⟨

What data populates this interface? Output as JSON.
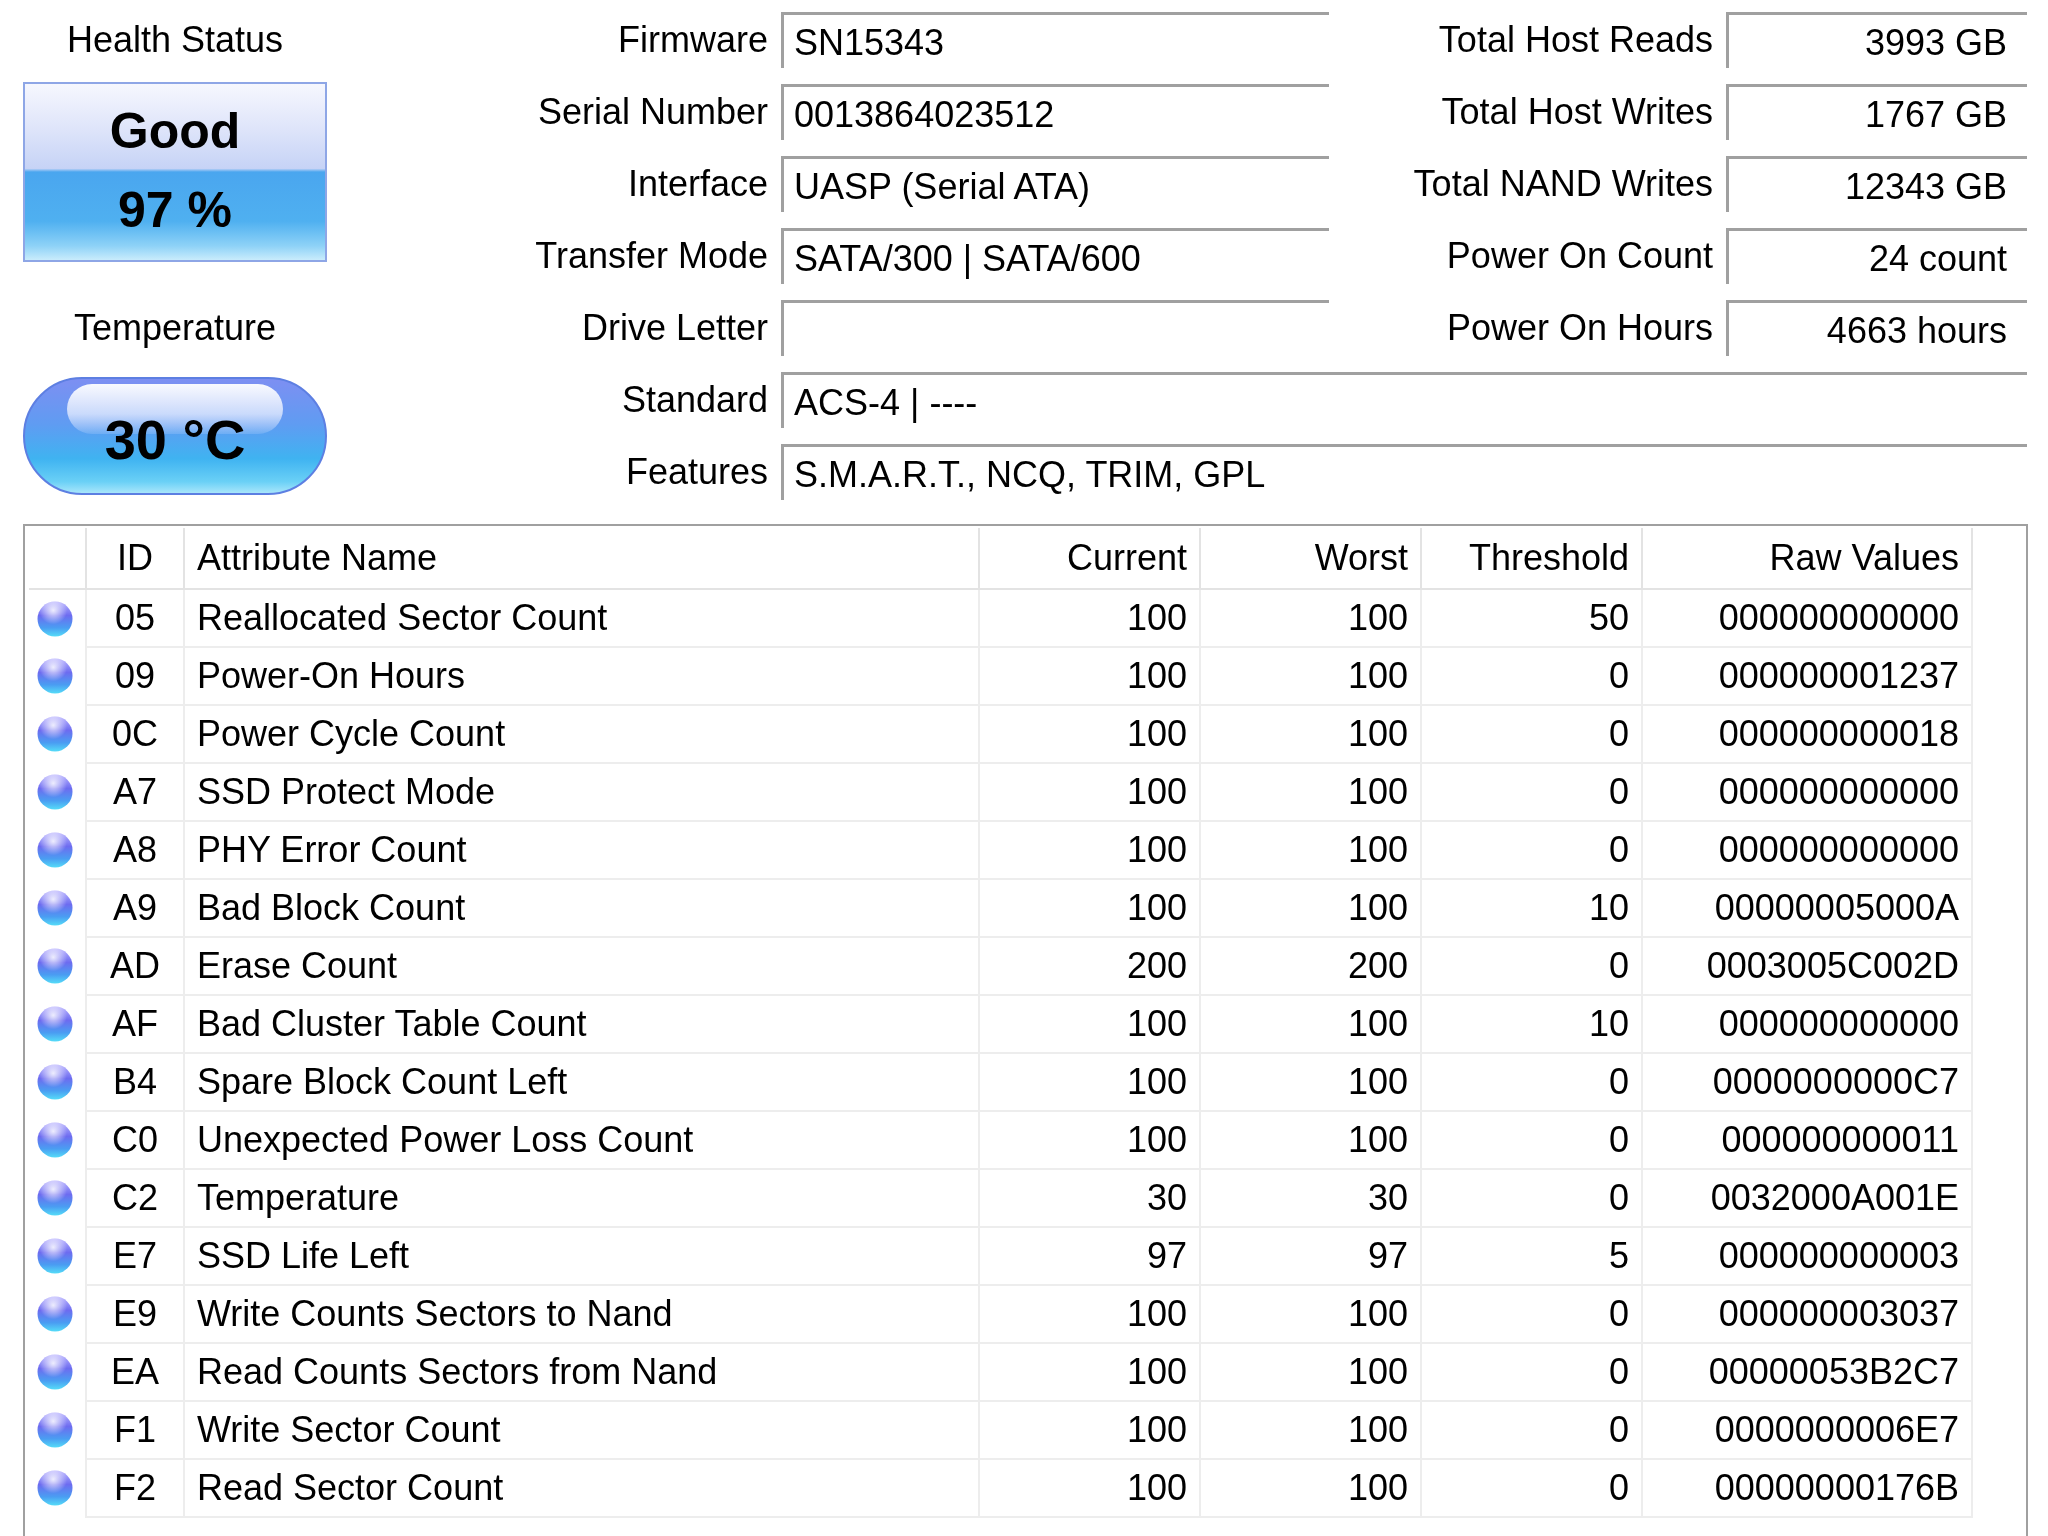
{
  "health": {
    "label": "Health Status",
    "status": "Good",
    "percent": "97 %"
  },
  "temperature": {
    "label": "Temperature",
    "value": "30 °C"
  },
  "info_left": [
    {
      "label": "Firmware",
      "value": "SN15343"
    },
    {
      "label": "Serial Number",
      "value": "0013864023512"
    },
    {
      "label": "Interface",
      "value": "UASP (Serial ATA)"
    },
    {
      "label": "Transfer Mode",
      "value": "SATA/300 | SATA/600"
    },
    {
      "label": "Drive Letter"
    }
  ],
  "info_right": [
    {
      "label": "Total Host Reads",
      "value": "3993 GB"
    },
    {
      "label": "Total Host Writes",
      "value": "1767 GB"
    },
    {
      "label": "Total NAND Writes",
      "value": "12343 GB"
    },
    {
      "label": "Power On Count",
      "value": "24 count"
    },
    {
      "label": "Power On Hours",
      "value": "4663 hours"
    }
  ],
  "info_wide": [
    {
      "label": "Standard",
      "value": "ACS-4 | ----"
    },
    {
      "label": "Features",
      "value": "S.M.A.R.T., NCQ, TRIM, GPL"
    }
  ],
  "table": {
    "columns": [
      "ID",
      "Attribute Name",
      "Current",
      "Worst",
      "Threshold",
      "Raw Values"
    ],
    "rows": [
      [
        "05",
        "Reallocated Sector Count",
        "100",
        "100",
        "50",
        "000000000000"
      ],
      [
        "09",
        "Power-On Hours",
        "100",
        "100",
        "0",
        "000000001237"
      ],
      [
        "0C",
        "Power Cycle Count",
        "100",
        "100",
        "0",
        "000000000018"
      ],
      [
        "A7",
        "SSD Protect Mode",
        "100",
        "100",
        "0",
        "000000000000"
      ],
      [
        "A8",
        "PHY Error Count",
        "100",
        "100",
        "0",
        "000000000000"
      ],
      [
        "A9",
        "Bad Block Count",
        "100",
        "100",
        "10",
        "00000005000A"
      ],
      [
        "AD",
        "Erase Count",
        "200",
        "200",
        "0",
        "0003005C002D"
      ],
      [
        "AF",
        "Bad Cluster Table Count",
        "100",
        "100",
        "10",
        "000000000000"
      ],
      [
        "B4",
        "Spare Block Count Left",
        "100",
        "100",
        "0",
        "0000000000C7"
      ],
      [
        "C0",
        "Unexpected Power Loss Count",
        "100",
        "100",
        "0",
        "000000000011"
      ],
      [
        "C2",
        "Temperature",
        "30",
        "30",
        "0",
        "0032000A001E"
      ],
      [
        "E7",
        "SSD Life Left",
        "97",
        "97",
        "5",
        "000000000003"
      ],
      [
        "E9",
        "Write Counts Sectors to Nand",
        "100",
        "100",
        "0",
        "000000003037"
      ],
      [
        "EA",
        "Read Counts Sectors from Nand",
        "100",
        "100",
        "0",
        "00000053B2C7"
      ],
      [
        "F1",
        "Write Sector Count",
        "100",
        "100",
        "0",
        "0000000006E7"
      ],
      [
        "F2",
        "Read Sector Count",
        "100",
        "100",
        "0",
        "00000000176B"
      ]
    ]
  }
}
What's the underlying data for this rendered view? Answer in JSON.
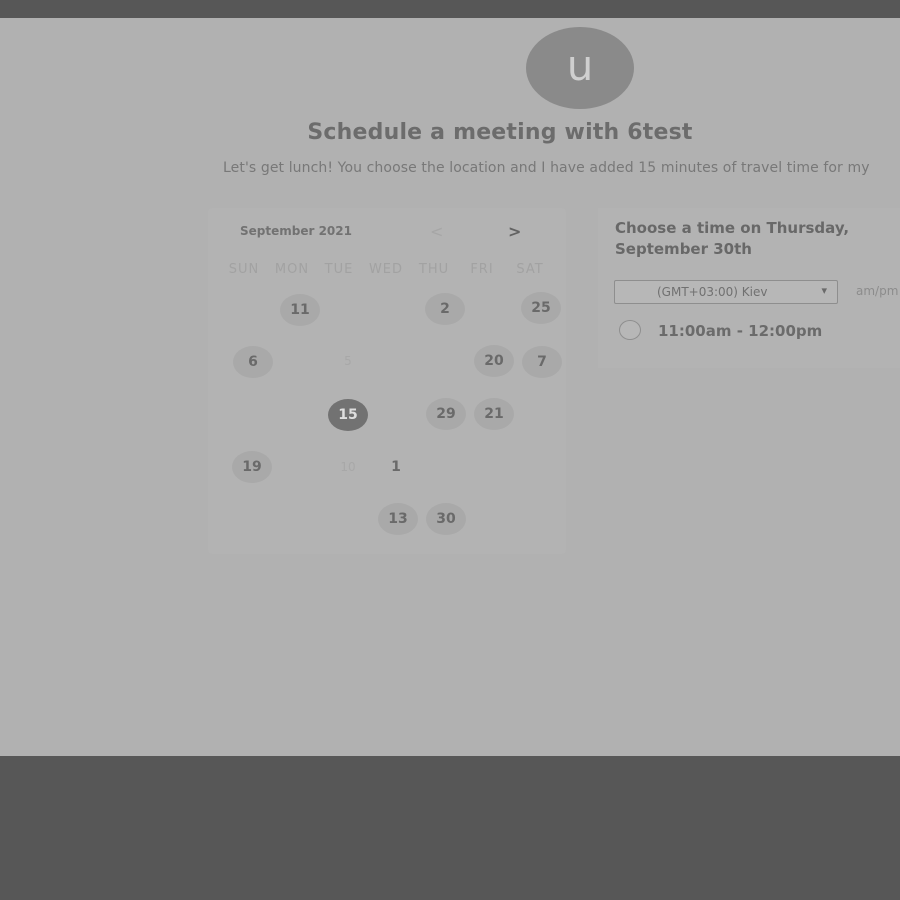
{
  "host": {
    "avatar_letter": "u",
    "title": "Schedule a meeting with 6test",
    "description": "Let's get lunch! You choose the location and I have added 15 minutes of travel time for my"
  },
  "calendar": {
    "month_label": "September 2021",
    "prev_icon": "chevron-left-icon",
    "next_icon": "chevron-right-icon",
    "prev_glyph": "<",
    "next_glyph": ">",
    "weekdays": [
      "SUN",
      "MON",
      "TUE",
      "WED",
      "THU",
      "FRI",
      "SAT"
    ],
    "days": [
      {
        "label": "11",
        "state": "available"
      },
      {
        "label": "2",
        "state": "available"
      },
      {
        "label": "25",
        "state": "available"
      },
      {
        "label": "6",
        "state": "available"
      },
      {
        "label": "5",
        "state": "unavailable"
      },
      {
        "label": "20",
        "state": "available"
      },
      {
        "label": "7",
        "state": "available"
      },
      {
        "label": "15",
        "state": "selected"
      },
      {
        "label": "29",
        "state": "available"
      },
      {
        "label": "21",
        "state": "available"
      },
      {
        "label": "19",
        "state": "available"
      },
      {
        "label": "10",
        "state": "unavailable"
      },
      {
        "label": "1",
        "state": "plain"
      },
      {
        "label": "13",
        "state": "available"
      },
      {
        "label": "30",
        "state": "available"
      }
    ]
  },
  "times": {
    "heading": "Choose a time on Thursday, September 30th",
    "timezone": "(GMT+03:00) Kiev",
    "timezone_caret": "▾",
    "format_label": "am/pm",
    "slots": [
      {
        "label": "11:00am - 12:00pm"
      }
    ]
  },
  "colors": {
    "background": "#b1b1b1",
    "frame": "#575757",
    "selected_day": "#727272",
    "available_day": "#a9a9a9"
  }
}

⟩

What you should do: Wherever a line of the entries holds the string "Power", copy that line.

Solution for this problem:
      "label": "Power On Count",
      "label": "Power On Hours",
        "Power-On Hours",
        "Power Cycle Count",
        "Unexpected Power Loss Count",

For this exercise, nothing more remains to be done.